(Element data from apps and pages)
----------------

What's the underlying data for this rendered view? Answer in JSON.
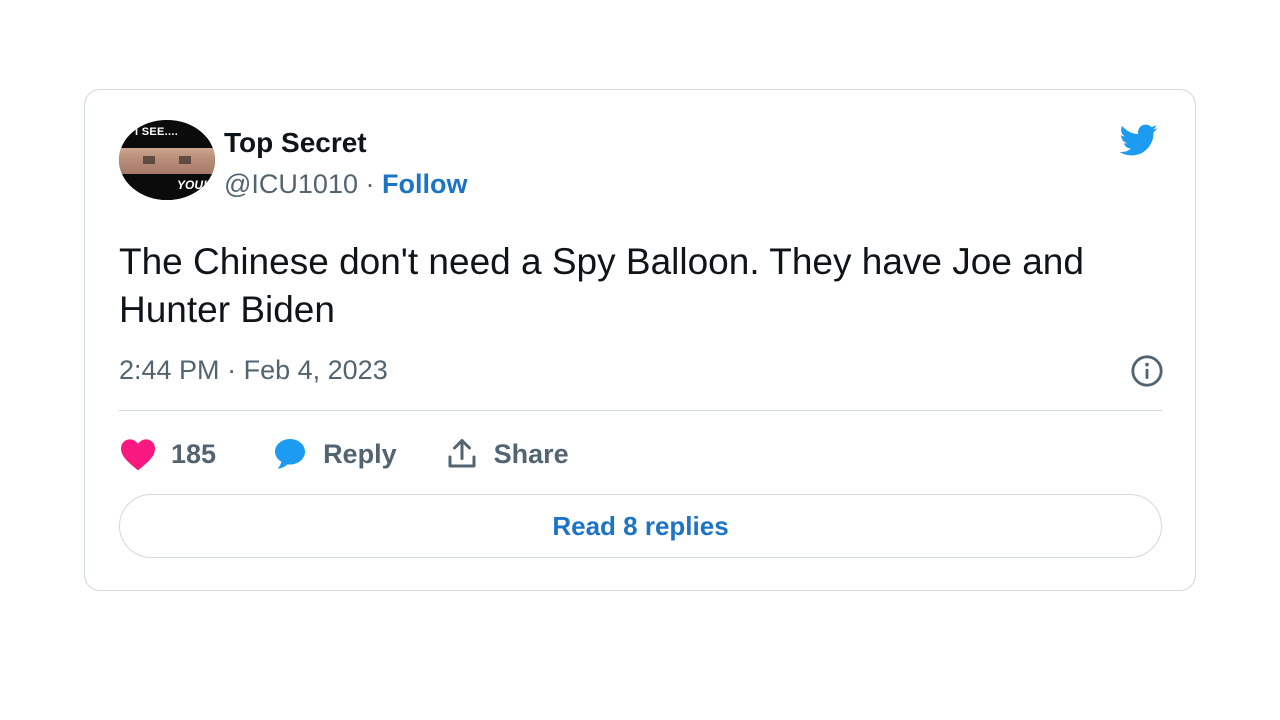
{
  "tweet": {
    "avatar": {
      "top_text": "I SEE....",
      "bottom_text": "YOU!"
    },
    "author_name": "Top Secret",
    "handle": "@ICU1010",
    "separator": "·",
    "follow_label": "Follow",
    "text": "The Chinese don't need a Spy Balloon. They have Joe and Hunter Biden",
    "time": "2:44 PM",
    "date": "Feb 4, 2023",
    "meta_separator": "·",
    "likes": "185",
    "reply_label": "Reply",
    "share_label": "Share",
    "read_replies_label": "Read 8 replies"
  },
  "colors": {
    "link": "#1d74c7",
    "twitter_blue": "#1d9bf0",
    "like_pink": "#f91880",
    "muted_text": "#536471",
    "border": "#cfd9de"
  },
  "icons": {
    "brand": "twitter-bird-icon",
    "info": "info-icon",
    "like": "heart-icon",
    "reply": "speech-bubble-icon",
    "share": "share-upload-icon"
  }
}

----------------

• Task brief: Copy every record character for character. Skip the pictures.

• Result of the exercise:
What's the underlying data for this rendered view? Answer in JSON.
{
  "tweet": {
    "avatar": {
      "top_text": "I SEE....",
      "bottom_text": "YOU!"
    },
    "author_name": "Top Secret",
    "handle": "@ICU1010",
    "separator": "·",
    "follow_label": "Follow",
    "text": "The Chinese don't need a Spy Balloon. They have Joe and Hunter Biden",
    "time": "2:44 PM",
    "date": "Feb 4, 2023",
    "meta_separator": "·",
    "likes": "185",
    "reply_label": "Reply",
    "share_label": "Share",
    "read_replies_label": "Read 8 replies"
  },
  "colors": {
    "link": "#1d74c7",
    "twitter_blue": "#1d9bf0",
    "like_pink": "#f91880",
    "muted_text": "#536471",
    "border": "#cfd9de"
  },
  "icons": {
    "brand": "twitter-bird-icon",
    "info": "info-icon",
    "like": "heart-icon",
    "reply": "speech-bubble-icon",
    "share": "share-upload-icon"
  }
}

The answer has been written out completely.